Grant Harper

The Metric System - Temperature education

The SI measurement system (metric) makes physical sense, and yet, the United State continues to persist in using confusing units of measurement. But that doesn't mean you have to participate.

A couple of months back I switched my GPS running tracker to kilometers and it's great. My pace looks faster (km/min), I can easily benchmark myself against popular races like 5K or 10K, and I can practice simple mathematical conversions if I'm feeling nostalgic for miles.

The next step: temperature. While the highly important mercury-in-glass thermometer was developed by Daniel Gabriel Fahrenheit, the developer of the temperature scale, I'm all but certain that a capable scientist such as Mr. Fahrenheit would wince at the idea that his scale is still being used today.

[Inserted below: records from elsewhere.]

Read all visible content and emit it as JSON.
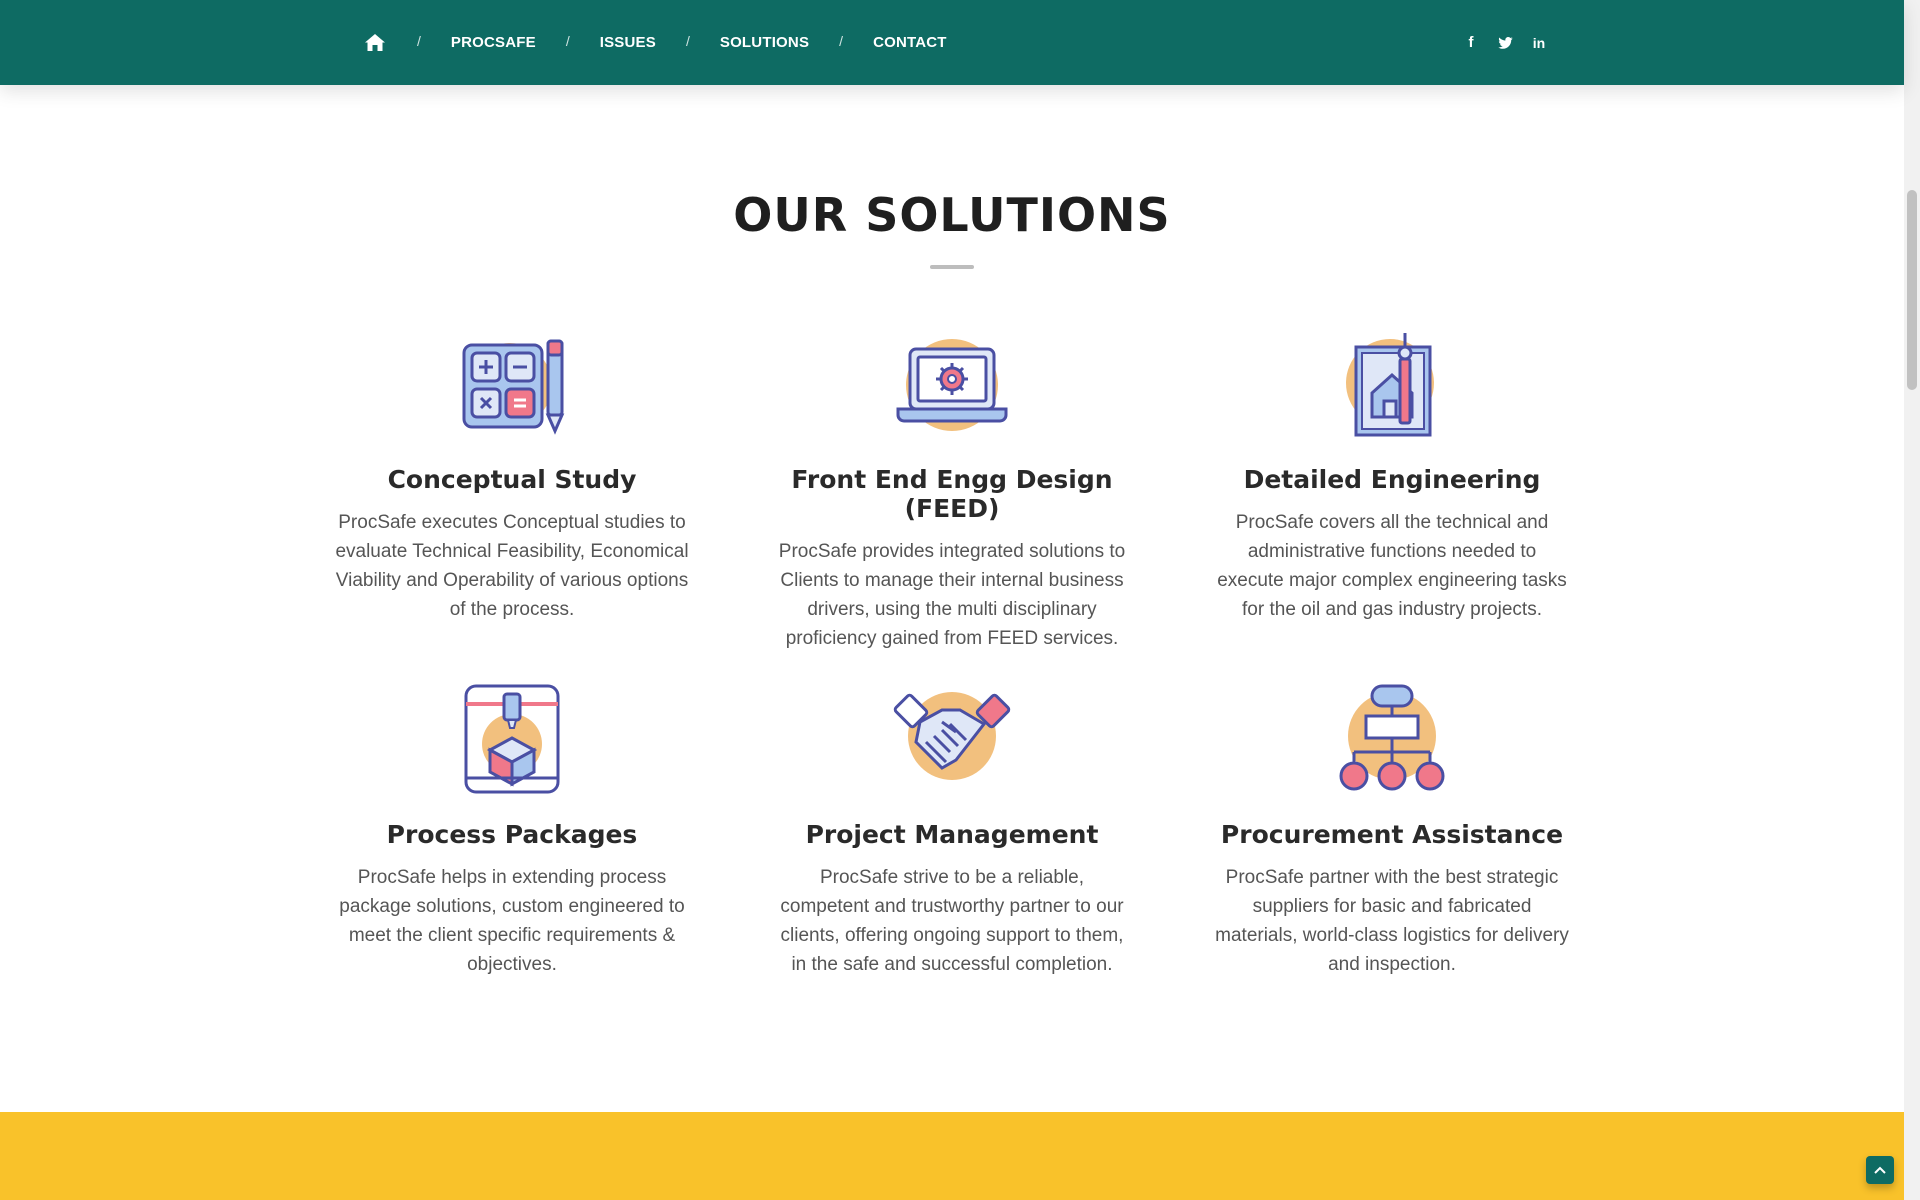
{
  "nav": {
    "home_icon": "home-icon",
    "separator": "/",
    "links": [
      "PROCSAFE",
      "ISSUES",
      "SOLUTIONS",
      "CONTACT"
    ],
    "social": {
      "facebook": "f",
      "twitter_icon": "twitter-icon",
      "linkedin": "in"
    }
  },
  "section": {
    "title": "OUR SOLUTIONS"
  },
  "cards": [
    {
      "icon": "calculator-pencil-icon",
      "title": "Conceptual Study",
      "text": "ProcSafe executes Conceptual studies to evaluate Technical Feasibility, Economical Viability and Operability of various options of the process."
    },
    {
      "icon": "laptop-gear-icon",
      "title": "Front End Engg Design (FEED)",
      "text": "ProcSafe provides integrated solutions to Clients to manage their internal business drivers, using the multi disciplinary proficiency gained from FEED services."
    },
    {
      "icon": "blueprint-compass-icon",
      "title": "Detailed Engineering",
      "text": "ProcSafe covers all the technical and administrative functions needed to execute major complex engineering tasks for the oil and gas industry projects."
    },
    {
      "icon": "package-box-icon",
      "title": "Process Packages",
      "text": "ProcSafe helps in extending process package solutions, custom engineered to meet the client specific requirements & objectives."
    },
    {
      "icon": "handshake-icon",
      "title": "Project Management",
      "text": "ProcSafe strive to be a reliable, competent and trustworthy partner to our clients, offering ongoing support to them, in the safe and successful completion."
    },
    {
      "icon": "org-chart-icon",
      "title": "Procurement Assistance",
      "text": "ProcSafe partner with the best strategic suppliers for basic and fabricated materials, world-class logistics for delivery and inspection."
    }
  ],
  "colors": {
    "nav_bg": "#0e6b63",
    "accent_yellow": "#f9c22a",
    "icon_blue": "#4a4fa3",
    "icon_pink": "#f0788a",
    "icon_orange": "#f2c07e"
  },
  "scroll_to_top_icon": "chevron-up-icon"
}
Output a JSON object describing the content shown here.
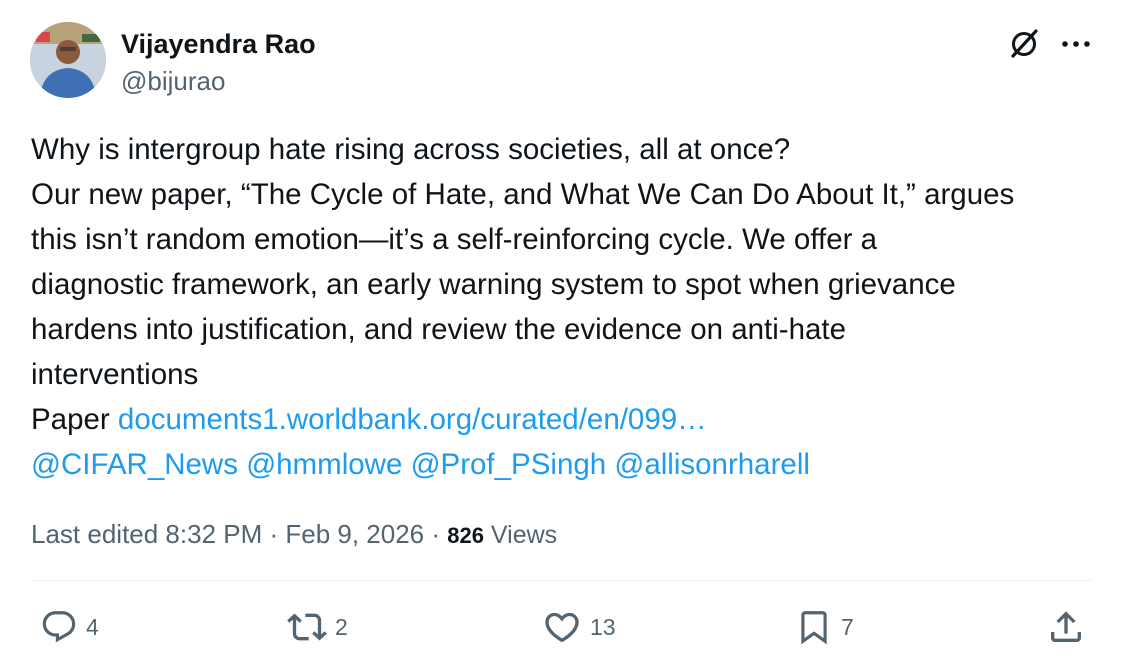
{
  "author": {
    "name": "Vijayendra Rao",
    "handle": "@bijurao"
  },
  "icons": {
    "grok": "grok-icon",
    "more": "more-icon",
    "reply": "reply-icon",
    "repost": "repost-icon",
    "like": "like-icon",
    "bookmark": "bookmark-icon",
    "share": "share-icon"
  },
  "tweet": {
    "lines": [
      "Why is intergroup hate rising across societies, all at once?",
      "Our new paper, “The Cycle of Hate, and What We Can Do About It,” argues",
      "this isn’t random emotion—it’s a self-reinforcing cycle. We offer a",
      "diagnostic framework, an early warning system to spot when grievance",
      "hardens into justification, and review the evidence on anti-hate",
      "interventions"
    ],
    "paper_prefix": "Paper ",
    "paper_link": "documents1.worldbank.org/curated/en/099…",
    "mentions": [
      "@CIFAR_News",
      "@hmmlowe",
      "@Prof_PSingh",
      "@allisonrharell"
    ]
  },
  "meta": {
    "edited_label": "Last edited 8:32 PM · Feb 9, 2026 · ",
    "views_count": "826",
    "views_label": " Views"
  },
  "actions": {
    "replies": "4",
    "reposts": "2",
    "likes": "13",
    "bookmarks": "7"
  },
  "colors": {
    "link": "#1d9bf0",
    "text": "#0f1419",
    "secondary": "#536471"
  }
}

The Fahrenheit temperature scale is based on three reference points: (1) an equal mixture of salt, water, and ice for 0 degrees (2) a mixture of ice and water for 32 degrees and (3) the temperature of Mr. Fahrenheit's wife's armpit for 96 degrees. These reference points result in a boiling point of water at 212 degrees. While Fahrenheit deserves all of the praise in the world for developing a more precise temperature scale with a novel mercury thermometer, we shouldn't be paying homage by using a temperature scale based on somebody's armpit temperature.

The Celsius temperature scale is based on the most important substance in all of our lives - water. The freezing point is 0 degrees, the boiling point is 100 degrees. Logical, no?

To think about outdoor weather and cooking temperatures with reference points based on water, here are some charts that will help. The charts are based on the below formula based on the linear relationship between the temperature scales.

The metric system makes physical sense. The American Standard system makes sense if you still live in the 19th century. But we don't. At this point it's just tradition. And traditions should have to prove their worth.

← Back to Posts